--- WHAT THIS TASK INVOLVES ---
Report every line of the material that contains the string "Güncelle".

BEGIN AVAILABLE DATA

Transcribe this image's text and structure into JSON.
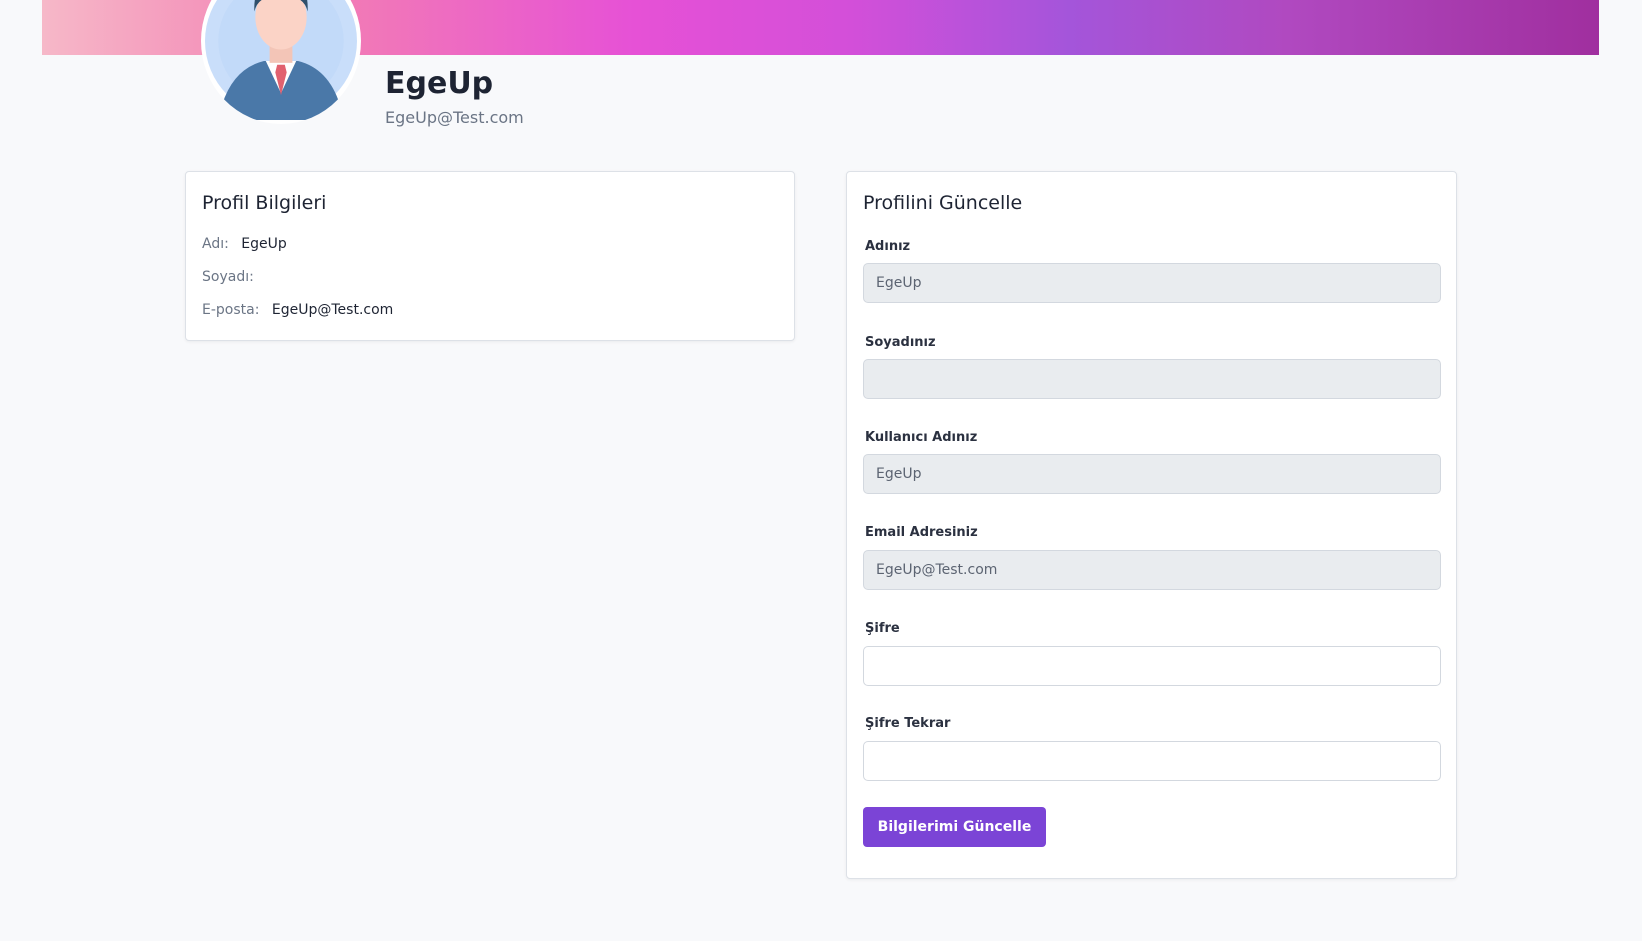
{
  "header": {
    "user_name": "EgeUp",
    "user_email": "EgeUp@Test.com",
    "avatar_icon": "person-avatar-icon"
  },
  "profile_info": {
    "title": "Profil Bilgileri",
    "rows": [
      {
        "label": "Adı:",
        "value": "EgeUp"
      },
      {
        "label": "Soyadı:",
        "value": ""
      },
      {
        "label": "E-posta:",
        "value": "EgeUp@Test.com"
      }
    ]
  },
  "update_form": {
    "title": "Profilini Güncelle",
    "fields": [
      {
        "label": "Adınız",
        "value": "EgeUp",
        "disabled": true
      },
      {
        "label": "Soyadınız",
        "value": "",
        "disabled": true
      },
      {
        "label": "Kullanıcı Adınız",
        "value": "EgeUp",
        "disabled": true
      },
      {
        "label": "Email Adresiniz",
        "value": "EgeUp@Test.com",
        "disabled": true
      },
      {
        "label": "Şifre",
        "value": "",
        "disabled": false
      },
      {
        "label": "Şifre Tekrar",
        "value": "",
        "disabled": false
      }
    ],
    "submit_label": "Bilgilerimi Güncelle"
  },
  "colors": {
    "accent": "#7b44d6",
    "page_background": "#f8f9fb",
    "disabled_input": "#e9ecef"
  }
}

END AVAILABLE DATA

--- TASK SOLUTION ---
    "title": "Profilini Güncelle",
    "submit_label": "Bilgilerimi Güncelle"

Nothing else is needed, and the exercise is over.